By Sherell Messing
With this paper my goals are to elaborate on the fact that everyone eventually grows up. When you grow up you will have responsibilities and you will not have the same kind of freedom that you were once use to. Despite the fact of it all, you must take time for yourself to me worry free, stress free, and let your mind be free. Without your sanity it would be hard to be yourself, or even to find yourself. In this paper I feel as though a did well when I gave detailed visuals so readers could see my words come to life. One thing I would like to improve is my way of blending, going from one topic to another.
This tiny piece of rainbow printed artwork slowly made its way into my hands all the way from Japan. No, I have never been to Japan. I have never even left the United States. Just like most teens and young adults of this generation I have been introduced and taken hostage of the wonderful person, place and thing we call the internet. I received this in the mail as a bonus item/thank you card. This was for buying from a specific company online that sells cool, fun and useful things from Japan that can not be found here in America. Right before I open the package I look at how smooth the cardboard edges feel. I wonder how it made it across the world and still look so untouched. The sweet, but yet strong, fresh scent of cardboard still lingered upon it.

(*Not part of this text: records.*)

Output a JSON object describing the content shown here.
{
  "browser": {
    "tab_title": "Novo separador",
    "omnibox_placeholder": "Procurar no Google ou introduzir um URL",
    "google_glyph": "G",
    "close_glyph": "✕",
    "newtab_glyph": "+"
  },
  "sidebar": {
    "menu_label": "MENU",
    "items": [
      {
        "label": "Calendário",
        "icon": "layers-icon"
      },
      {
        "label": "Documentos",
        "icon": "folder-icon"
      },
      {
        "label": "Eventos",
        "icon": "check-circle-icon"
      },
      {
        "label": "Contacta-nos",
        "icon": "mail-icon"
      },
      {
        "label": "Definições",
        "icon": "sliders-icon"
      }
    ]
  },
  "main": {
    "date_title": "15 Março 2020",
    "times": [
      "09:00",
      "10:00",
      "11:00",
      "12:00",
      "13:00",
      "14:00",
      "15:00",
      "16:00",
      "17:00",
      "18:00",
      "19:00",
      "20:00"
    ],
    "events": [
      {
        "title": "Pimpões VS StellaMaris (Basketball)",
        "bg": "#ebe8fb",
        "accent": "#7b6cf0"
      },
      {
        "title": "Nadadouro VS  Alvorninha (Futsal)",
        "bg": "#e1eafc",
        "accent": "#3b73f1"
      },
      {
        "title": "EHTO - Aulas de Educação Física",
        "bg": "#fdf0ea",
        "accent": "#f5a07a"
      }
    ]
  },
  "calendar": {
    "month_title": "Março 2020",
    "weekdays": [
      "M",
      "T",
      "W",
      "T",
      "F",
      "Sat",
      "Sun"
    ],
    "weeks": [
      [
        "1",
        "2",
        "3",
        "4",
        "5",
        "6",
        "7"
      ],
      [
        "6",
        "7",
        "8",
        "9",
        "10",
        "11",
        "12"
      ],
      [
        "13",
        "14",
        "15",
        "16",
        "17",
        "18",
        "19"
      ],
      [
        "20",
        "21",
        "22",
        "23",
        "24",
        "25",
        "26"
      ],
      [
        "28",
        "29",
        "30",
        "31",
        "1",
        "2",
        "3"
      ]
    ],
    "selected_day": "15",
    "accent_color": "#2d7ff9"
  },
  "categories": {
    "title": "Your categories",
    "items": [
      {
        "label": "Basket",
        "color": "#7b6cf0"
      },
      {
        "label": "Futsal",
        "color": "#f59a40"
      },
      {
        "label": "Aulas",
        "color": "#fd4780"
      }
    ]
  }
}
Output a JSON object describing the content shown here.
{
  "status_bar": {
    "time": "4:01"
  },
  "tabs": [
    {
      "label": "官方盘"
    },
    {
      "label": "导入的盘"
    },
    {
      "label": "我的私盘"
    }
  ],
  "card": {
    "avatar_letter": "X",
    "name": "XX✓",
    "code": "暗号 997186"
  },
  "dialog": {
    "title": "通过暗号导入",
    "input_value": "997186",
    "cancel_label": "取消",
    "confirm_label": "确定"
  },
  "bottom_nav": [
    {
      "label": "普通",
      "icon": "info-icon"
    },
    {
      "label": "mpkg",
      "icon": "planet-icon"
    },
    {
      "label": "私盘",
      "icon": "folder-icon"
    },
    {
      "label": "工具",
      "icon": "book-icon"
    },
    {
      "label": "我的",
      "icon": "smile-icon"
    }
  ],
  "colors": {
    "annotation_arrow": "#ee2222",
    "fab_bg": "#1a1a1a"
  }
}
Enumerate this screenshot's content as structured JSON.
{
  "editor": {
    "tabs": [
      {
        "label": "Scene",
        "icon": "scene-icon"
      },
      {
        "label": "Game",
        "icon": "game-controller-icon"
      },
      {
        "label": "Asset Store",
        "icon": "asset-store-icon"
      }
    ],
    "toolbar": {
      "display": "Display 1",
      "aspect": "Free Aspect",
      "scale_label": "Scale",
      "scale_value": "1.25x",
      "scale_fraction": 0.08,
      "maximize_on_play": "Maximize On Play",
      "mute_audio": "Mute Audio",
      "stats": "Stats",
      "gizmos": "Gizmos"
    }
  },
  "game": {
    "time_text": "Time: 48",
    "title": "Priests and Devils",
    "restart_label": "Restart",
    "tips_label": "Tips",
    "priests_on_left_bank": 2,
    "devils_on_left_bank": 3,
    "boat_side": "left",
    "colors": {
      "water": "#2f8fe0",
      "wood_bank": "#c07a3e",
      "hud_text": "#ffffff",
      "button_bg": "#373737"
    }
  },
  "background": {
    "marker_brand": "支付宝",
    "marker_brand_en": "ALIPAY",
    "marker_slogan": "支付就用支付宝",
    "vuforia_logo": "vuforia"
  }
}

I grab the small box and spun it upside down, left and right, examining each side just like people do to dice. Instead of searching for dots that represent numbers I was searching for the end of the piece of tape that kept presents inside and locked away from me. My fingers are the keys. I scratch at the edge of the tape with my red colored nails until I could grip it in between my index finger and my thumb. I slightly pull the tape back not trying to damage the perfected texture of cardboard. As I listen to the ripping and tearing I feel like I am doing something bad. Maybe I feel bad because I should not be wasting my time. I should be doing something like chores or homework. I choose to do something I want instead. Finally, I have the box open and a neatly folded sheet of bubble wrap is mirrored in my eyes.
I close my eyes and slide the wrap in my hands rubbing my nails against the soft plastic then piercing the paper with force repeatedly. POP! POP! POP! I sit back with satisfaction and think about all the air that touched this piece of plastic. It must have been on a plane. Or maybe a boat. Or maybe it traveled from car to car. Maybe it was all three. Was it a big truck or a small van that it was carried in? Was this package on the top of other packages? It must have been on the top. As I touch each bubble I imagine touching the ground of states in and out of the country. I wish I could travel just like bubble wrap.
This is one of the many times I feel like I have a free and childish mind. I am a high school student daydreaming on the tiny complexities of bubble wrap. I no longer have time to waste on such things. So, I steal time. I steal time on my way to and from school, while I eat dinner, and when I wash in the shower. I steal time because time was stolen from me. Life goes by way too quickly. If I do not have time to think of new thoughts then I think of the thoughts I had when I was allowed to have thoughts. Responsibility has made it hard to think for myself. As I sit in the crowded hallway on the third floor near the shiny silver elevators, up in a hard to reach window, I dose off from my work and think about when I was younger as my eyes stretch above the city building rooftops into the clouds of balloon animals.
If the sky can paint itself with colors then I can too. I see right through the rainbow but I can never see through me. I wonder why that is if we both contain color. Sometimes if I stare at my hand too long I can see right through, until I realized I had closed the eye that was in front of my hand the whole time. But I like to believe that I can see through anything, even the darkest of colors.
I run on the steaming hot pavement without shoes like I always do, even if i’m not suppose to. I pick up my chalk and replicate what I see around me. Trees with birds, soil with worms, and a cookie on a plate. I like to draw what is real. I like to image what is not. Maybe that is why I can understand the darkest of colors. The pavement is made of black tar and it burns the bottom of my toes and the flip flops are pink which protect them. But I still decide not to wear them. The trees in the back yard have brown bark and give me splinters when I peel it and I have yellow garden gloves to protect me. But I use my bare hands anyway. Directions when cooking sweets like cakes and cookies state to bake until golden brown. They are full of sugar and I am not suppose to eat them all the time but I still love the taste.
So many things are invented to protect the world from the most natural of things. I like to take the world as it is. If I start to draw the things that I imagine then somebody out there, somewhere, will invent something to stop my thoughts. I continue to draw the things I can see like flowers and bugs so people will not change the world. The sky is even more beautiful to me when the stars are out and the moon is bright inside a navy blue spread. I may not be able to see through my hand but I can surely made a cookie disappear.
If I could steal time I would spend it being young.